For many years now, watchmakers on all levels have tried to separate themselves from the pack by experimenting with different watch case materials. Nowadays, we’re used to seeing some highly impressive materials make their way onto our wrists. Ceramics, plastics and carbons are all enjoying their day in the sun, but how do the older, more traditional metals stack up against one another? Here’s a quick guide to the most popular metal cases on the market today.
Stainless steel is a common, highly resistant, easy-to-machine alloy that comes in a few types. The most common (by far) is 316L stainless steel. This is hypoallergenic, surgical grade steel that is favoured by many manufacturers for its ease of use and affordability. Although 904L steel (the kind used by Rolex) has the potential to be more resistant to corrosion and to hold a high polish better, the margin for error in the performance of these two types of steel actually overlaps, so in practical terms, while 904L is generally regarded as superior, the difference is minimal (and could theoretically be non-existent).

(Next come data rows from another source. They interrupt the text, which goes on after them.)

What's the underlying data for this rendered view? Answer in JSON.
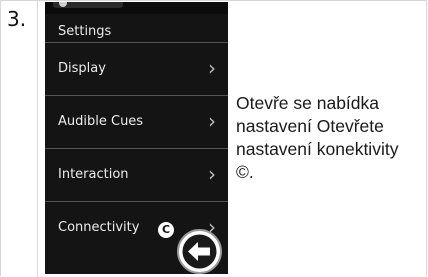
{
  "step": {
    "number": "3."
  },
  "device": {
    "title": "Settings",
    "menu": [
      {
        "label": "Display",
        "chevron": "›"
      },
      {
        "label": "Audible Cues",
        "chevron": "›"
      },
      {
        "label": "Interaction",
        "chevron": "›"
      },
      {
        "label": "Connectivity",
        "chevron": "›"
      }
    ],
    "callout_marker": "C",
    "back_icon": "left-arrow-circle-icon"
  },
  "description": "Otevře se nabídka nastavení Otevřete nastavení konektivity ©."
}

Bronze is far from a traditional material for watch cases but is currently very much in vogue. Previously discounted for its susceptibility to corrosion, the quest for a new aesthetic has led brands to not only accept bronze’s ageing patterns but also to embrace them wholeheartedly. Patina management is now a common thread topic on watchmaking forums around the world. Not too many people would have seen that coming at the turn of the century.
People used to be far more interested in this quaintly futuristic material. Titanium’s dull grey appearance, extreme hardness and lightness of weight seemed set to anoint it the next big thing in watchmaking. Yet, while it is often rolled out as a point of difference, the industry reverted to steel for the inexplicable association between weight and worth (heaviness is bizarrely perceived to connote value). Titanium may not make much sense on paper, but once on the wrist, it needs no explanation.
When it comes to luxury, nothing speaks louder than yellow or rose gold. While the latter has been more popular in recent years, brands seem more willing to reduce the copper levels in modern rose gold to give a more tempered middle ground between the two. The inherent value of gold will always make this material a popular choice for those looking for an investment piece and its warmth against the skin is, while inferior to that of titanium, a comforting sensation that underpins many an attachment to one’s watch.
For the high-rollers, platinum exists. Extremely heavy, extremely white, and extremely expensive, platinum is the undisputed daddy of all watch materials. While more avant-garde materials may try to steal its throne, the sheer opulence and stealth luxury of a metal that could, from a few yards, be mistaken for simply steel, is unmatchable.